[[ Material for the task, beginning ]]

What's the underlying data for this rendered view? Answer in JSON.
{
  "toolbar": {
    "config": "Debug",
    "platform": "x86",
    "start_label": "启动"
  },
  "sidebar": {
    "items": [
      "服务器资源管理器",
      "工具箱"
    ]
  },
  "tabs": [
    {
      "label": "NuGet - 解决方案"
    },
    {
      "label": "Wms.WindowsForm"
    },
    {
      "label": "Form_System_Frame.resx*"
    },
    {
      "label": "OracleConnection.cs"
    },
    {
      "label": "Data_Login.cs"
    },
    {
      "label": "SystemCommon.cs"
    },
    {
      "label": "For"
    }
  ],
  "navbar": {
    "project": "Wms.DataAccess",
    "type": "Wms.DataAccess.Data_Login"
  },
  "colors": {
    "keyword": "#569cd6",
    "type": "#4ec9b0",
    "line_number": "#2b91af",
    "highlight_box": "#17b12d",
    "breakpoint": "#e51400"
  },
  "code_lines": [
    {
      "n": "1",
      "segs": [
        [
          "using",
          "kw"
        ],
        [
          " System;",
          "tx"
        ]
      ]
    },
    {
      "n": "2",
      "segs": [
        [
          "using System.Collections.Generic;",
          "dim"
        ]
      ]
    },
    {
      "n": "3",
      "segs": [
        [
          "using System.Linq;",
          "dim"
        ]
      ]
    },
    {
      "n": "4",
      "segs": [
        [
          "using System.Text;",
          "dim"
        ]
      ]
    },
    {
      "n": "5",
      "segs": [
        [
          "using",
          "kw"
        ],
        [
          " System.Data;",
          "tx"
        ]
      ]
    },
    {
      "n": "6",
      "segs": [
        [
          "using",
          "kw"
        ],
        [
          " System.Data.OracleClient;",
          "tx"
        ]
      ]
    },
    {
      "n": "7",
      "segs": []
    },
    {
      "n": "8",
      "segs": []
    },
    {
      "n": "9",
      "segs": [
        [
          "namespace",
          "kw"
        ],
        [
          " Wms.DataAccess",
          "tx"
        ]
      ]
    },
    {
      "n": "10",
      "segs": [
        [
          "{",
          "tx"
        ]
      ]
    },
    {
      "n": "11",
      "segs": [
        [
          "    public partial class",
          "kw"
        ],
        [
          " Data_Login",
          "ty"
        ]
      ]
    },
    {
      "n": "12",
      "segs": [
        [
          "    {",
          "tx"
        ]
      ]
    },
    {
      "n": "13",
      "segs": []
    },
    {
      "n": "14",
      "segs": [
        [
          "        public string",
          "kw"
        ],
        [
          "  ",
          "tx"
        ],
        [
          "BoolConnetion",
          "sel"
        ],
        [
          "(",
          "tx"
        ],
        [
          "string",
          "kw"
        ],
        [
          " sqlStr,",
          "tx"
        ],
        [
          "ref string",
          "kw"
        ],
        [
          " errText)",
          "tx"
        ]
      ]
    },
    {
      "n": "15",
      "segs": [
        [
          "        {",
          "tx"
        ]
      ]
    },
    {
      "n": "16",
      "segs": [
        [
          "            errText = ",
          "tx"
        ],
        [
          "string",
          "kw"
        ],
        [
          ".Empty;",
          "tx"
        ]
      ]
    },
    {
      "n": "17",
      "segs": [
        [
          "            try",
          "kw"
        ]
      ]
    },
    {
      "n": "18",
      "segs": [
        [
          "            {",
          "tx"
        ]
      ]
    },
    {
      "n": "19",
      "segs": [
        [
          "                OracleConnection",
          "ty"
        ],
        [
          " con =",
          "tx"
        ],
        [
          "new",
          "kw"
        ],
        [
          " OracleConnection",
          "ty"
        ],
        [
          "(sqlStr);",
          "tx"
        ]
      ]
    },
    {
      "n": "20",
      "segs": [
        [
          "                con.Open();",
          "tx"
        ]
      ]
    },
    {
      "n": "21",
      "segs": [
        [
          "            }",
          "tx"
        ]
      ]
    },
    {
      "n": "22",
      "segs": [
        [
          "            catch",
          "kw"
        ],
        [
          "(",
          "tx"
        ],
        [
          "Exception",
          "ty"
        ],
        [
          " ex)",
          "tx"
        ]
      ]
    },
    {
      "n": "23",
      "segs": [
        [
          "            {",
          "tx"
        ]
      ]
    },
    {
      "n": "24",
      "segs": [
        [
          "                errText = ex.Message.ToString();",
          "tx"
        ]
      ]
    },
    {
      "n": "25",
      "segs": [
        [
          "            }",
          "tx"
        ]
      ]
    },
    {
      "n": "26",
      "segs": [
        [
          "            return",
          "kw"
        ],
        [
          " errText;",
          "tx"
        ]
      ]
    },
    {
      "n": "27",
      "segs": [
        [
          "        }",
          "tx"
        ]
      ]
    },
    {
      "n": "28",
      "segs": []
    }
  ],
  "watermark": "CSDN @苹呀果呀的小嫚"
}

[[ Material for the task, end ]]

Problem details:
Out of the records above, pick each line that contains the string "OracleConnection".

Written answer:
      "label": "OracleConnection.cs"
          "                OracleConnection",
          " OracleConnection",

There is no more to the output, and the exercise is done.